(Dataset entries)
************
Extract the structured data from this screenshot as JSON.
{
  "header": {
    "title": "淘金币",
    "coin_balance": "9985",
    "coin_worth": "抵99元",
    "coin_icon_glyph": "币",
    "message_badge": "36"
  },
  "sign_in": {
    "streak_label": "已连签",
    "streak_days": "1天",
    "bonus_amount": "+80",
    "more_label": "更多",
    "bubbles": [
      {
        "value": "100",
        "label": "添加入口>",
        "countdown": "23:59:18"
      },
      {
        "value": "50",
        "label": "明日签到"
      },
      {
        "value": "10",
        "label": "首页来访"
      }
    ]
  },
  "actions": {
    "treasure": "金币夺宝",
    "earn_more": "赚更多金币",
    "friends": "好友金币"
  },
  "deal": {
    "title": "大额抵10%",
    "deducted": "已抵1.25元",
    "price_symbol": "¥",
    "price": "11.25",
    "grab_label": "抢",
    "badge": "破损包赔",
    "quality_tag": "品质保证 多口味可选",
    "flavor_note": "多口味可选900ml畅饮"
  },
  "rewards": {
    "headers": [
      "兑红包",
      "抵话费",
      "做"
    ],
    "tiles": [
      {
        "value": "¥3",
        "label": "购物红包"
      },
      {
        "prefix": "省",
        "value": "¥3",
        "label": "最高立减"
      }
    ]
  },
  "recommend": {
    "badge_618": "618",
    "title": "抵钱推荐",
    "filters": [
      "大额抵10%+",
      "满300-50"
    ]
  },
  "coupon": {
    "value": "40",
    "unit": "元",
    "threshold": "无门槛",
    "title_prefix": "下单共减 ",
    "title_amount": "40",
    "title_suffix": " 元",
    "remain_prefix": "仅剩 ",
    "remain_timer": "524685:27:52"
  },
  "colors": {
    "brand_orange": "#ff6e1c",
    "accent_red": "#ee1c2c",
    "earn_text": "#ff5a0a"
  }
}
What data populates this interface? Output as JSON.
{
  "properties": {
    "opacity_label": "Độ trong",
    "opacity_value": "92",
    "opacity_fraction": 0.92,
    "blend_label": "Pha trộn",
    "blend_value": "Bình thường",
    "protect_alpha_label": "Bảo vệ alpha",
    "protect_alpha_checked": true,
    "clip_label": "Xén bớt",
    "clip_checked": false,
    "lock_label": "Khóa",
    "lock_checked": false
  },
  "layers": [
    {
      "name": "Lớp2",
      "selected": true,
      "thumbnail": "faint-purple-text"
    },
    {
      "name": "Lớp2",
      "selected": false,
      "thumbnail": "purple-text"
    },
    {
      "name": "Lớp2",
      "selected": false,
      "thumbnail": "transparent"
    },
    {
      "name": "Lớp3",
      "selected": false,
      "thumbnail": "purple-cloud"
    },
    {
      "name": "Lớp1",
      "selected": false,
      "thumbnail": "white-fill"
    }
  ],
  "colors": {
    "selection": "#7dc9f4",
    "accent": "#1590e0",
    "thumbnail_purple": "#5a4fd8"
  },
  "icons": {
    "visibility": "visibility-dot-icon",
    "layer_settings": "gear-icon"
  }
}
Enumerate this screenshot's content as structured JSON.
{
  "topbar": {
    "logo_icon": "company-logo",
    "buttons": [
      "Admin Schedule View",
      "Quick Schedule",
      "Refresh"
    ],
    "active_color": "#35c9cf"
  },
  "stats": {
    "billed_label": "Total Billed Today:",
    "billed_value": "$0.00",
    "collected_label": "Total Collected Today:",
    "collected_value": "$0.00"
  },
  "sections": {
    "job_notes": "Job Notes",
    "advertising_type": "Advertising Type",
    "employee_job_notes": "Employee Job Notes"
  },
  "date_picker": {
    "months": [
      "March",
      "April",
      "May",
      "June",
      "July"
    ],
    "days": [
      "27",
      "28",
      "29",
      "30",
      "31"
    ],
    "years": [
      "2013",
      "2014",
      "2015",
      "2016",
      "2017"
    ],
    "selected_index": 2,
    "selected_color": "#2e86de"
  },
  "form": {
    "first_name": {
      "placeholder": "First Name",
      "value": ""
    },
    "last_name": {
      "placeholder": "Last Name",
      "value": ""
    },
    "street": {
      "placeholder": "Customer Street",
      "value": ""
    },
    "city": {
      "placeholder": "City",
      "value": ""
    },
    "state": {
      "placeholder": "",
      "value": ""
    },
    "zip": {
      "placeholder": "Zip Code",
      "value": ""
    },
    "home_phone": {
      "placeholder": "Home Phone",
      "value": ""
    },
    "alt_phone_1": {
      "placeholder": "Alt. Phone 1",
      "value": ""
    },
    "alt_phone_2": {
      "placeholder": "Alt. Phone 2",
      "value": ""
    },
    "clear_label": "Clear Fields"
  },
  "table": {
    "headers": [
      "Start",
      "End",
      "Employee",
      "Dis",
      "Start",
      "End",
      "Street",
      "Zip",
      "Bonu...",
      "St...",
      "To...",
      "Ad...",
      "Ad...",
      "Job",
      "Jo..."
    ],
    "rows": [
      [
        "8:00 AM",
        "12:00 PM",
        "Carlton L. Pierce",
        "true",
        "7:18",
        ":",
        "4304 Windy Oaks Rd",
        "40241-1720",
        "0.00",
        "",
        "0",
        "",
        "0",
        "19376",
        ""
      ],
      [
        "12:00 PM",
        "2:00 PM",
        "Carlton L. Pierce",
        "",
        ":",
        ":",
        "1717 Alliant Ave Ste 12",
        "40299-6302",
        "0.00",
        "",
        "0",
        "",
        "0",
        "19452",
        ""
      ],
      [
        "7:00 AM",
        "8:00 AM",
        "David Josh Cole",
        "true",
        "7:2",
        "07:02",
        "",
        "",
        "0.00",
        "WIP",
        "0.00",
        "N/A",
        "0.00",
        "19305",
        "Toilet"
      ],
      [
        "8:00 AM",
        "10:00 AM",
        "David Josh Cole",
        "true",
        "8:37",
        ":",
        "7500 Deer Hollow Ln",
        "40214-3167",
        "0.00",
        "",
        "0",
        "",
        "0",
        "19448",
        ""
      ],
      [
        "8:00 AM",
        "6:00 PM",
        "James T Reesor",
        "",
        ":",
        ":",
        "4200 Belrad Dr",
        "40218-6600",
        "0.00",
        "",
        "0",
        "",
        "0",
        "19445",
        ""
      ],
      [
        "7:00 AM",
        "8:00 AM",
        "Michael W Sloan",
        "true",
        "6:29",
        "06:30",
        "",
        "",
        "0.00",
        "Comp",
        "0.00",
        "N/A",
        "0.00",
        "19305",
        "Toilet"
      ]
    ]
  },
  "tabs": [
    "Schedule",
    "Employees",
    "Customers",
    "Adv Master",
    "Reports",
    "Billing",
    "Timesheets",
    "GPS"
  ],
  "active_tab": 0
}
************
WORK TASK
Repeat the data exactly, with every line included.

REPLY
Extract the structured data from this screenshot as JSON.
{
  "header": {
    "title": "淘金币",
    "coin_balance": "9985",
    "coin_worth": "抵99元",
    "coin_icon_glyph": "币",
    "message_badge": "36"
  },
  "sign_in": {
    "streak_label": "已连签",
    "streak_days": "1天",
    "bonus_amount": "+80",
    "more_label": "更多",
    "bubbles": [
      {
        "value": "100",
        "label": "添加入口>",
        "countdown": "23:59:18"
      },
      {
        "value": "50",
        "label": "明日签到"
      },
      {
        "value": "10",
        "label": "首页来访"
      }
    ]
  },
  "actions": {
    "treasure": "金币夺宝",
    "earn_more": "赚更多金币",
    "friends": "好友金币"
  },
  "deal": {
    "title": "大额抵10%",
    "deducted": "已抵1.25元",
    "price_symbol": "¥",
    "price": "11.25",
    "grab_label": "抢",
    "badge": "破损包赔",
    "quality_tag": "品质保证 多口味可选",
    "flavor_note": "多口味可选900ml畅饮"
  },
  "rewards": {
    "headers": [
      "兑红包",
      "抵话费",
      "做"
    ],
    "tiles": [
      {
        "value": "¥3",
        "label": "购物红包"
      },
      {
        "prefix": "省",
        "value": "¥3",
        "label": "最高立减"
      }
    ]
  },
  "recommend": {
    "badge_618": "618",
    "title": "抵钱推荐",
    "filters": [
      "大额抵10%+",
      "满300-50"
    ]
  },
  "coupon": {
    "value": "40",
    "unit": "元",
    "threshold": "无门槛",
    "title_prefix": "下单共减 ",
    "title_amount": "40",
    "title_suffix": " 元",
    "remain_prefix": "仅剩 ",
    "remain_timer": "524685:27:52"
  },
  "colors": {
    "brand_orange": "#ff6e1c",
    "accent_red": "#ee1c2c",
    "earn_text": "#ff5a0a"
  }
}
What data populates this interface? Output as JSON.
{
  "properties": {
    "opacity_label": "Độ trong",
    "opacity_value": "92",
    "opacity_fraction": 0.92,
    "blend_label": "Pha trộn",
    "blend_value": "Bình thường",
    "protect_alpha_label": "Bảo vệ alpha",
    "protect_alpha_checked": true,
    "clip_label": "Xén bớt",
    "clip_checked": false,
    "lock_label": "Khóa",
    "lock_checked": false
  },
  "layers": [
    {
      "name": "Lớp2",
      "selected": true,
      "thumbnail": "faint-purple-text"
    },
    {
      "name": "Lớp2",
      "selected": false,
      "thumbnail": "purple-text"
    },
    {
      "name": "Lớp2",
      "selected": false,
      "thumbnail": "transparent"
    },
    {
      "name": "Lớp3",
      "selected": false,
      "thumbnail": "purple-cloud"
    },
    {
      "name": "Lớp1",
      "selected": false,
      "thumbnail": "white-fill"
    }
  ],
  "colors": {
    "selection": "#7dc9f4",
    "accent": "#1590e0",
    "thumbnail_purple": "#5a4fd8"
  },
  "icons": {
    "visibility": "visibility-dot-icon",
    "layer_settings": "gear-icon"
  }
}
Enumerate this screenshot's content as structured JSON.
{
  "topbar": {
    "logo_icon": "company-logo",
    "buttons": [
      "Admin Schedule View",
      "Quick Schedule",
      "Refresh"
    ],
    "active_color": "#35c9cf"
  },
  "stats": {
    "billed_label": "Total Billed Today:",
    "billed_value": "$0.00",
    "collected_label": "Total Collected Today:",
    "collected_value": "$0.00"
  },
  "sections": {
    "job_notes": "Job Notes",
    "advertising_type": "Advertising Type",
    "employee_job_notes": "Employee Job Notes"
  },
  "date_picker": {
    "months": [
      "March",
      "April",
      "May",
      "June",
      "July"
    ],
    "days": [
      "27",
      "28",
      "29",
      "30",
      "31"
    ],
    "years": [
      "2013",
      "2014",
      "2015",
      "2016",
      "2017"
    ],
    "selected_index": 2,
    "selected_color": "#2e86de"
  },
  "form": {
    "first_name": {
      "placeholder": "First Name",
      "value": ""
    },
    "last_name": {
      "placeholder": "Last Name",
      "value": ""
    },
    "street": {
      "placeholder": "Customer Street",
      "value": ""
    },
    "city": {
      "placeholder": "City",
      "value": ""
    },
    "state": {
      "placeholder": "",
      "value": ""
    },
    "zip": {
      "placeholder": "Zip Code",
      "value": ""
    },
    "home_phone": {
      "placeholder": "Home Phone",
      "value": ""
    },
    "alt_phone_1": {
      "placeholder": "Alt. Phone 1",
      "value": ""
    },
    "alt_phone_2": {
      "placeholder": "Alt. Phone 2",
      "value": ""
    },
    "clear_label": "Clear Fields"
  },
  "table": {
    "headers": [
      "Start",
      "End",
      "Employee",
      "Dis",
      "Start",
      "End",
      "Street",
      "Zip",
      "Bonu...",
      "St...",
      "To...",
      "Ad...",
      "Ad...",
      "Job",
      "Jo..."
    ],
    "rows": [
      [
        "8:00 AM",
        "12:00 PM",
        "Carlton L. Pierce",
        "true",
        "7:18",
        ":",
        "4304 Windy Oaks Rd",
        "40241-1720",
        "0.00",
        "",
        "0",
        "",
        "0",
        "19376",
        ""
      ],
      [
        "12:00 PM",
        "2:00 PM",
        "Carlton L. Pierce",
        "",
        ":",
        ":",
        "1717 Alliant Ave Ste 12",
        "40299-6302",
        "0.00",
        "",
        "0",
        "",
        "0",
        "19452",
        ""
      ],
      [
        "7:00 AM",
        "8:00 AM",
        "David Josh Cole",
        "true",
        "7:2",
        "07:02",
        "",
        "",
        "0.00",
        "WIP",
        "0.00",
        "N/A",
        "0.00",
        "19305",
        "Toilet"
      ],
      [
        "8:00 AM",
        "10:00 AM",
        "David Josh Cole",
        "true",
        "8:37",
        ":",
        "7500 Deer Hollow Ln",
        "40214-3167",
        "0.00",
        "",
        "0",
        "",
        "0",
        "19448",
        ""
      ],
      [
        "8:00 AM",
        "6:00 PM",
        "James T Reesor",
        "",
        ":",
        ":",
        "4200 Belrad Dr",
        "40218-6600",
        "0.00",
        "",
        "0",
        "",
        "0",
        "19445",
        ""
      ],
      [
        "7:00 AM",
        "8:00 AM",
        "Michael W Sloan",
        "true",
        "6:29",
        "06:30",
        "",
        "",
        "0.00",
        "Comp",
        "0.00",
        "N/A",
        "0.00",
        "19305",
        "Toilet"
      ]
    ]
  },
  "tabs": [
    "Schedule",
    "Employees",
    "Customers",
    "Adv Master",
    "Reports",
    "Billing",
    "Timesheets",
    "GPS"
  ],
  "active_tab": 0
}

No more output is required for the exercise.